Respectfully submitted, McKOOL SMITH, P.C. /s/ Douglas A. Cawley Sam F. Baxter Texas Bar No. 01938000 McKOOL SMITH, P.C. firstname.lastname@example.org 104 E. Houston Street, Suite 300 P.O. Box 0 Marshall, Texas 75670 Telephone: (903) 923-9000 Facsimile: (903) 923-9099 Douglas A. Cawley, Lead Attorney Texas Bar No. 04035500 email@example.com Theodore Stevenson, III Texas Bar No. 19196650 firstname.lastname@example.org J. Austin Curry Texas Bar No. 24059636 email@example.com Jonathan R. Yim Texas Bar No. 24066317 firstname.lastname@example.org McKOOL SMITH, P.C. 300 Crescent Court, Suite 1500 Dallas, Texas 75201 Telephone: 214-978-4000 Facsimile: 214-978-4044 Robert M. Parker Texas Bar No. 15498000 Robert Christopher Bunt Texas Bar No. 00787165 PARKER, BUNT & AINSWORTH, P.C. 100 E. Ferguson, Suite 1114 Tyler, Texas 75702 Telephone: 903-531-3535 Facsimile: 903-533-9687 E-mail: email@example.com E-mail: firstname.lastname@example.org ATTORNEYS FOR PLAINTIFF BEDROCK COMPUTER TECHNOLOGIES LLC -8-

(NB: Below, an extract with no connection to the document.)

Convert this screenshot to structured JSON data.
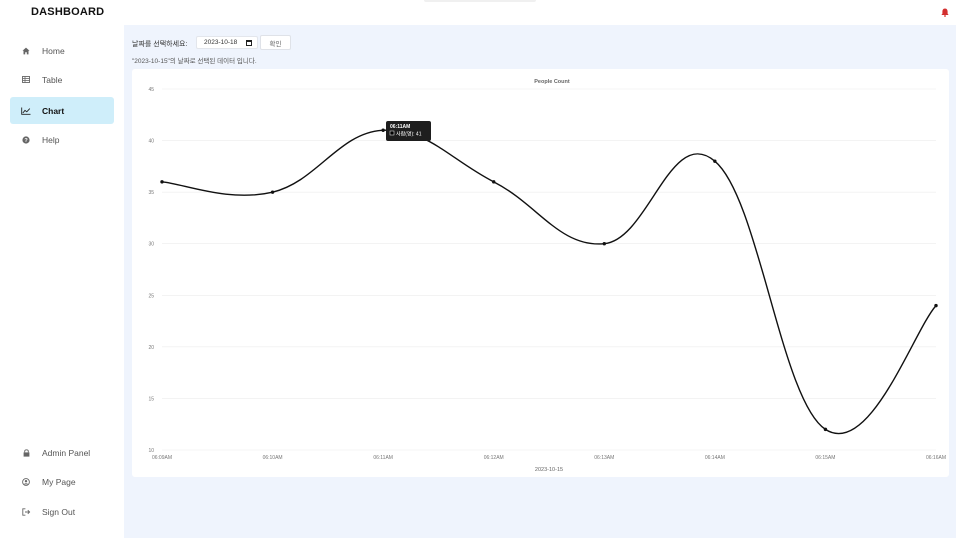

CERTIFICATE OF SERVICE The undersigned certifies that true and correct copies of the foregoing document were filed via CM/ECF, and were thereby made available to all counsel of record. /s/ J. Austin Curry J. Austin Curry
Disclaimer: Justia Dockets & Filings provides public litigation records from the federal appellate and district courts. These filings and docket sheets should not be considered findings of fact or liability, nor do they necessarily reflect the view of Justia.
Why Is My Information Online?